Virtually all incitement charges stem from the Center for Monitoring the Impact of Peace, claiming to "encourage the development and fostering of peaceful relations" through tolerance and mutual respect. In fact, its real purpose is attacking the Palestinian Authority (PA) while ignoring incendiary Israeli texts. It's also linked to extremist, racist Israeli groups, advocating settlement expansions, land theft, dispossessions, hate-mongering, and violence.
A June 2004 Israel/Palestinian Center for Research and Information (IPCRI) report titled, "Analysis and Evaluation of the New Palestinian Curriculum" concluded that:
"There is....no indication of hatred of the Western Judeo-Christian tradition or the values associated with it." In fact, "the textbooks promote an environment of open-mindedness, rational thinking, modernization, critical reflection and dialogue." They also "promote civil activity, commitment, responsibility, solidarity, respecting others' feelings, respecting and helping people with disabilities, and....reinforce students' understanding of the values of civil society such as respecting human dignity; religious, social, cultural, racial, ethnic, and political pluralism; personal, social and moral responsibility; transparency and accountability."
Palestinian enmity stems from occupation harshness, including denial of peace, self-determination, freedom, equity and justice, and other basic rights. Yet textbook-expressed anger is moderate compared to Palestinian suffering and vilification teachings. The differences are stark.
A Final Comment
It's a short leap from demonizing to calls for extermination. Yet extremist pro-settler rabbis advocate it, according to a January 2011 article in the Orthodox Fountains of Salvation. It suggests Israel will create death camps to solve its Palestinian problem, eliminating them like Amalek or Amalekites, code for Palestinians and other perceived Jewish enemies. The offending paragraph states:
"It will be interesting to see whether (the politically correct rabbis) leave the assembly of the Amalekites in extermination camps to others, or whether they will declare that wiping (them out) is no longer (historically) relevant. Only time will tell...."
Right-wing Orthodox rabbis are behind this publication, founded by the former Safed chief rabbi, whose son currently holds the position and who circulated the above material. Also involved is Ramat Gan's chief rabbi as well as Rabbi Avinar, suspected of abusing a woman who sought his spiritual advice. Each holds paid government sinecures, showing the link between official zealotry and their own, extremist enough to call for genocide.
Another note: On January 18 from the West Bank, Russian President Dmity Medvedev joined a growing list of countries endorsing a Palestinian state with an East Jerusalem capital. However, he stopped short of official recognition, saying Moscow recognized independence in 1988 and wasn't changing the former Soviet Union's position.
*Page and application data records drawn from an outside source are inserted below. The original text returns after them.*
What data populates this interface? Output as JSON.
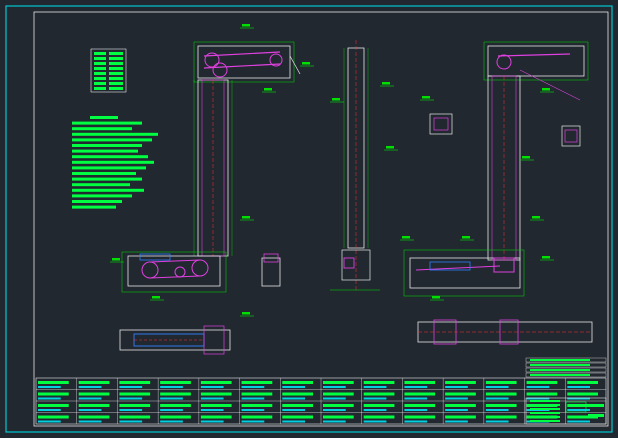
{
  "drawing": {
    "background": "#212830",
    "colors": {
      "frame": "#00c8d0",
      "line": "#e8e8e8",
      "dim": "#00e000",
      "accent": "#e040e0",
      "red": "#ff3030",
      "yellow": "#f0f000",
      "blue": "#3080ff",
      "cyan": "#00d0e0",
      "text": "#00ff40"
    }
  },
  "parts_table": {
    "rows": 4,
    "columns": 14
  },
  "title_block": {
    "cells": 6
  }
}
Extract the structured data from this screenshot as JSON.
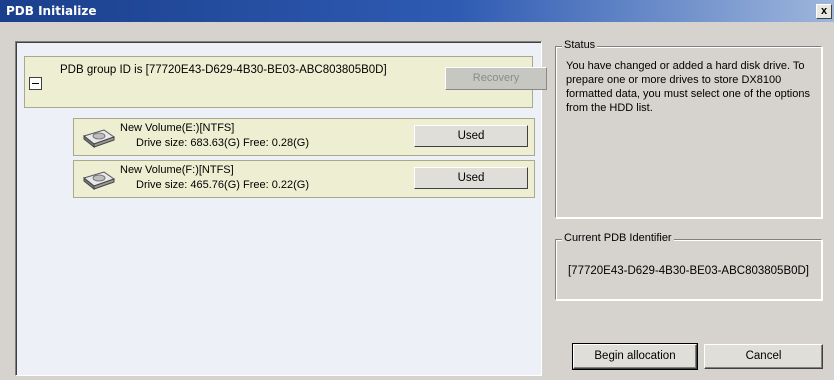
{
  "window": {
    "title": "PDB Initialize",
    "close_label": "x"
  },
  "group": {
    "label": "PDB group ID is [77720E43-D629-4B30-BE03-ABC803805B0D]",
    "recovery_label": "Recovery"
  },
  "drives": [
    {
      "name": "New Volume(E:)[NTFS]",
      "size": "Drive size: 683.63(G) Free: 0.28(G)",
      "button": "Used"
    },
    {
      "name": "New Volume(F:)[NTFS]",
      "size": "Drive size: 465.76(G) Free: 0.22(G)",
      "button": "Used"
    }
  ],
  "status": {
    "legend": "Status",
    "lines": [
      "You have changed or added a hard disk drive. To",
      "prepare one or more drives to store DX8100",
      "formatted data, you must select one of the options",
      "from the HDD list."
    ]
  },
  "current_pdb": {
    "legend": "Current PDB Identifier",
    "value": "[77720E43-D629-4B30-BE03-ABC803805B0D]"
  },
  "buttons": {
    "begin": "Begin allocation",
    "cancel": "Cancel"
  },
  "icons": {
    "collapse": "minus-box-icon",
    "drive": "hard-disk-icon",
    "close": "close-icon"
  }
}
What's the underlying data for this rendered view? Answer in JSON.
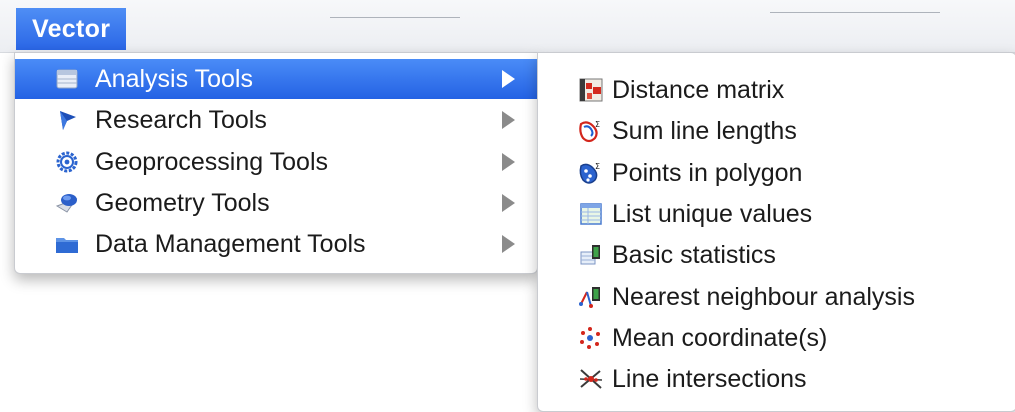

To date, Argentina, Brazil, Venezuela, Bolivia, Uruguay, Ecuador, Chile, Paraguay, France, Norway, Guyana, and now Russia recognized, will recognize, or endorsed Palestinian statehood. Though largely symbolic, it shows growing unease with Israel's occupation, harder than ever to justify the more opposition builds globally. It's just a matter of time before justifying it no longer is possible as Edward Said suggested in a July 13, 2001 article, titled "Israel Sharpens Its Axe," saying:
As "long as there is a military occupation of Palestine by Israel, there can never be peace. Occupation with tanks, soldiers, checkpoints and settlements is violence" that becomes harder to justify as more people understand. Their numbers and anger grow daily.
Stephen Lendman lives in Chicago and can be reached at lendmanstephen (at) sbcglobal.net. Also visit his blog site at sjlendman.blogspot.com and listen to cutting-edge discussions with distinguished guests on the Progressive Radio News Hour on the Progressive Radio Network Thursdays at 10AM US Central time and Saturdays and Sundays at noon. All programs are archived for easy listening.
This work is in the public domain